The patent, No. 5,234,908, was jointly issued to Brigham andWomen's Hospital in Boston, which collaborated with CreativeBioMolecules on the underlying research. "We both own thepatent," explained Wayne Mayhew III, vice president and chieffinancial officer of Creative BioMolecules. "We have to license itfrom each other to use it."

Platelet-derived growth factor is a potent growth stimulator.It's a naturally occurring peptide hormone that influences thebody's wound-repair process by triggering an influx ofinflammatory and repair cells into the site of damage. It'sbelieved that PDGF stimulates DNA synthesis by those cells,causing them to proliferate, thus accelerating the deposition ofnew scaffolding for tissue regeneration.

Creative BioMolecules (NASDAQ:CBMI) of Hopkinton, Mass., nowhas patent coverage on using PDGF for treating ulcers presentin the ileum and colon, and peptic ulcers of the duodenum,stomach and esophagus.

The company presented preclinical data in May at theAmerican Gastroenterological Association meeting on PDGF'shealing abilities in duodenal ulcers, showing that PDGFaccelerated healing of the gastrointestinal lesions, completelyrestored the normal mucosal tissue. PDGF had no effect on thenormal function of the gastrointestinal tract.

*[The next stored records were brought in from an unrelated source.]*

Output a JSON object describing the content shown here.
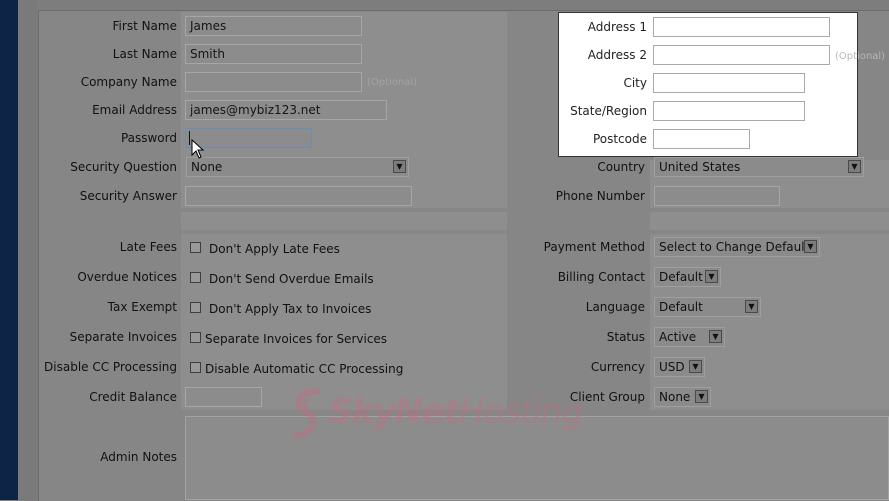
{
  "form": {
    "left": {
      "first_name": {
        "label": "First Name",
        "value": "James"
      },
      "last_name": {
        "label": "Last Name",
        "value": "Smith"
      },
      "company_name": {
        "label": "Company Name",
        "value": "",
        "optional": "(Optional)"
      },
      "email": {
        "label": "Email Address",
        "value": "james@mybiz123.net"
      },
      "password": {
        "label": "Password",
        "value": ""
      },
      "security_question": {
        "label": "Security Question",
        "value": "None"
      },
      "security_answer": {
        "label": "Security Answer",
        "value": ""
      },
      "late_fees": {
        "label": "Late Fees",
        "option": "Don't Apply Late Fees"
      },
      "overdue_notices": {
        "label": "Overdue Notices",
        "option": "Don't Send Overdue Emails"
      },
      "tax_exempt": {
        "label": "Tax Exempt",
        "option": "Don't Apply Tax to Invoices"
      },
      "separate_invoices": {
        "label": "Separate Invoices",
        "option": "Separate Invoices for Services"
      },
      "disable_cc": {
        "label": "Disable CC Processing",
        "option": "Disable Automatic CC Processing"
      },
      "credit_balance": {
        "label": "Credit Balance",
        "value": ""
      },
      "admin_notes": {
        "label": "Admin Notes"
      }
    },
    "right": {
      "address1": {
        "label": "Address 1",
        "value": ""
      },
      "address2": {
        "label": "Address 2",
        "value": "",
        "optional": "(Optional)"
      },
      "city": {
        "label": "City",
        "value": ""
      },
      "state": {
        "label": "State/Region",
        "value": ""
      },
      "postcode": {
        "label": "Postcode",
        "value": ""
      },
      "country": {
        "label": "Country",
        "value": "United States"
      },
      "phone": {
        "label": "Phone Number",
        "value": ""
      },
      "payment_method": {
        "label": "Payment Method",
        "value": "Select to Change Default"
      },
      "billing_contact": {
        "label": "Billing Contact",
        "value": "Default"
      },
      "language": {
        "label": "Language",
        "value": "Default"
      },
      "status": {
        "label": "Status",
        "value": "Active"
      },
      "currency": {
        "label": "Currency",
        "value": "USD"
      },
      "client_group": {
        "label": "Client Group",
        "value": "None"
      }
    }
  },
  "watermark": {
    "brand_a": "SkyNet",
    "brand_b": "Hosting"
  },
  "colors": {
    "sidebar": "#0d2446",
    "watermark": "#be6e82"
  }
}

Creative BioMolecules holds a second use patent, No. 5,149,691,issued in September 1992, on PDGF for treating periodontaldisease (in combination with dexamethazone), said a companyscientist. The company reported at an FDA workshop preclinicaldata in April demonstrating that its PDGF significantlyregenerates periodontal tissue in 88 percent of the primatestested.

The company has applied for a patent for its own method ofproducing PDGF, but it hasn't issued yet, according to acompany spokesman.

Chiron Corp. (NASDAQ:CHIR) of Emeryville, Calif., and AmgenInc. (NASDAQ:AMGN) of Thousand Oaks, Calif., are alsodeveloping therapeutic applications for PDGF, and bothcompanies have patent positions.

Although the natural molecule can't be patented per se, thereare purified versions, analogs, variations (the PDGF moleculeconsists of two amino acid chains, termed alpha and beta; thisin itself allows for a certain number of permutations) andmethods of manufacture (processes) to be considered.

Chiron's PDGF for treating skin ulcers in diabetic patients is inPhase II trials under the sponsorship of the Robert WoodJohnson Research Institute (the R&D arm of Johnson &Johnson).

Chiron has applied for patents on the production of PDGF, itsuses and various formulations.

Amgen's version of PDGF is in Phase II clinical trials fortreating bedsores, which are chronic non-healing wounds thatcan even lead to death. Last spring, however, the companydecided to discontinue the clinical development of that PDGFbecause of lack of sufficient efficacy. Nonetheless, Amgen willcomplete the trials, according to Kimberly Dorsey, Amgen'sassociate manager of corporate communications.

The company has an issued U.S. composition-of-matter patenton its version of PDGF, Dorsey added.

And ZymoGenetics Inc. a wholly owned subsidiary of Novo-Nordisk, has "a number of issued patents in the U.S. coveringPDGF, both composition-of-matter and methods of production,"explained Mark Murray, director of new business developmentat the Seattle company.

-- Jennifer Van Brunt Senior Editor

(c) 1997 American Health Consultants. All rights reserved.